Notes about Sources
Much remains to learn about Curtis’s life in Detroit. Consult the Austin W. Curtis Papers, 1896–1971, at the Bentley Historical Library, University of Michigan, for more.
Newspaper articles mentioned Curtis in coverage of Carver through the years they worked together (and beyond). Newspaper accounts of Curtis, Jr., provided leads to follow. These appeared in the Chicago Defender (Arnold De Mille, January 29, 1955) and the New York Amsterdam News (Julian Jingles, February 24, 1996, and Herb Boyd, October 9, 2014).
Ancestry.com confirmed genealogical details. Newspapers articles affirmed events (as referenced throughout the text).

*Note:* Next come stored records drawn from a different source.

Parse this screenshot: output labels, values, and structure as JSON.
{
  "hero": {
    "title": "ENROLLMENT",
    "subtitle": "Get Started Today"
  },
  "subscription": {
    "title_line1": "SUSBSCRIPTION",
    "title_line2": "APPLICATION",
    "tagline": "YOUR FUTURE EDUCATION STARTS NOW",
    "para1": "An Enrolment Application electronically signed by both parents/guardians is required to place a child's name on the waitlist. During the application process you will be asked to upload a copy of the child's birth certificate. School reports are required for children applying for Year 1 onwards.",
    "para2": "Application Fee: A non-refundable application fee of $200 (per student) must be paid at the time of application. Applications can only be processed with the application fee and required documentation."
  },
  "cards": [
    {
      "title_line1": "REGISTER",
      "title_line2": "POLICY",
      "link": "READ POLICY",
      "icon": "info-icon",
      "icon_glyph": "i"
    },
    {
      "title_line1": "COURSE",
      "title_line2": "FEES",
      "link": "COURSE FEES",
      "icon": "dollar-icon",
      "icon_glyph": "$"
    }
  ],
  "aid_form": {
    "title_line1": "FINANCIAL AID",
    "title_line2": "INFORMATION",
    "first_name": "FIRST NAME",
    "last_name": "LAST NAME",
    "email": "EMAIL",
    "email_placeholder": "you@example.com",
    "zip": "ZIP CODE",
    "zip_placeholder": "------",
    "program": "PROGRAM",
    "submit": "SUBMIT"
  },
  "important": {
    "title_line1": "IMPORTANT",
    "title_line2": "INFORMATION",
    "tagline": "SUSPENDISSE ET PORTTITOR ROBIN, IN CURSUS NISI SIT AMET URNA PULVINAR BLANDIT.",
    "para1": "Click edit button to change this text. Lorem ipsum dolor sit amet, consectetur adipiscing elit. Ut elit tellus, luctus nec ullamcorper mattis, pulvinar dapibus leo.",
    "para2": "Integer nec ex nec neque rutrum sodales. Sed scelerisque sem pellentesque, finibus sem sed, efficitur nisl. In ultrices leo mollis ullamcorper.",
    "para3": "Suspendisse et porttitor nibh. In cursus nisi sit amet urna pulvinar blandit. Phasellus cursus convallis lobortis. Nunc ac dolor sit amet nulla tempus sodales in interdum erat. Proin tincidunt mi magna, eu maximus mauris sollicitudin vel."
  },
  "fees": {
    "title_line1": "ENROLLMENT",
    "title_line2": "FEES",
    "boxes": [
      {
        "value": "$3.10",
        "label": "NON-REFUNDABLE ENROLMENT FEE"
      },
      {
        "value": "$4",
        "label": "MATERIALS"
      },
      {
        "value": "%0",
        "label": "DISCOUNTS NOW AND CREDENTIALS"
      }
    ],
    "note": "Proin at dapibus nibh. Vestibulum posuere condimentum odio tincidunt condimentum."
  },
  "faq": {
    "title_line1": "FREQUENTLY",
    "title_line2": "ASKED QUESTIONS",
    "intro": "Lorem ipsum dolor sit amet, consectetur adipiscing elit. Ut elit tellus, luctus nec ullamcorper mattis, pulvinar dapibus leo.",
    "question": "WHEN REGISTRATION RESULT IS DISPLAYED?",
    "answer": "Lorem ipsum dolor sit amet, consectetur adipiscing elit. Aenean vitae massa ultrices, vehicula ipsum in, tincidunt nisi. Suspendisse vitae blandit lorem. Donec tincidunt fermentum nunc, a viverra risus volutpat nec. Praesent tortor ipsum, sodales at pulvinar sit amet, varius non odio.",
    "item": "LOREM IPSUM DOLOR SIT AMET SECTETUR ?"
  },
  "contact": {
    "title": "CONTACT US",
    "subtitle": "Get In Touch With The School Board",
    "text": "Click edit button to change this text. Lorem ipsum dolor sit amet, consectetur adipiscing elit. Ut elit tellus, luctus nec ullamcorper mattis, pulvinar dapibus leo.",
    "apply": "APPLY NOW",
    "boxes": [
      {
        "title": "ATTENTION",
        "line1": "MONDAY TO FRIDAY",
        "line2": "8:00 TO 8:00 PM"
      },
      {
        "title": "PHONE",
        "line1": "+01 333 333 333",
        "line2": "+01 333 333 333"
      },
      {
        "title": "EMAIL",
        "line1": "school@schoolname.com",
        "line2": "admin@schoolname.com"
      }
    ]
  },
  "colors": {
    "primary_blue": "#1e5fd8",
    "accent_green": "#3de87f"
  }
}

Secondary sources documenting Curtis, Sr., and Jr. and West Virginia history include:
Askins, John. “Austin W. Curtis, Jr.: He Lives in Shadow of G. W. Carver,” Biography News (May/June 1975), pg. 511.
“Austin Wingate Curtis [1872-1950],” History of the American Negro. West Virginia Edition. A. B. Caldwell, editor. Vol. 7. Atlanta, Georgia: A. B. Caldwell Publishing Company, 1923.
Moon, Elaine Latzman. “Austin W. Curtis, [Jr.,] D.S.C.” in Untold Tales, Unsung Heroes: An Oral History of Detroit’s African American Community, 1918–1967. Detroit: Wayne State University Press, 1994, pp. 253-255.
Morgan, B.S., and J.F. Cork. “Beginning of West Virginia State University.” History of Education in West Virginia. Charleston: Moses W. Donnally, 1893, pp. 189-94.
Turner, Ruby M. “The Life and Times of Dr. Austin Wingate Curtis, Jr.,” Simpson College Archives, Indianola, Iowa.
Debra A. Reid is Curator of Agriculture and the Environment at The Henry Ford. Saige Jedele and Sophia Kloc shared comments that improved this blog.
entrepreneurship, agriculture, Michigan, Detroit, education, by Debra A. Reid, George Washington Carver, African American history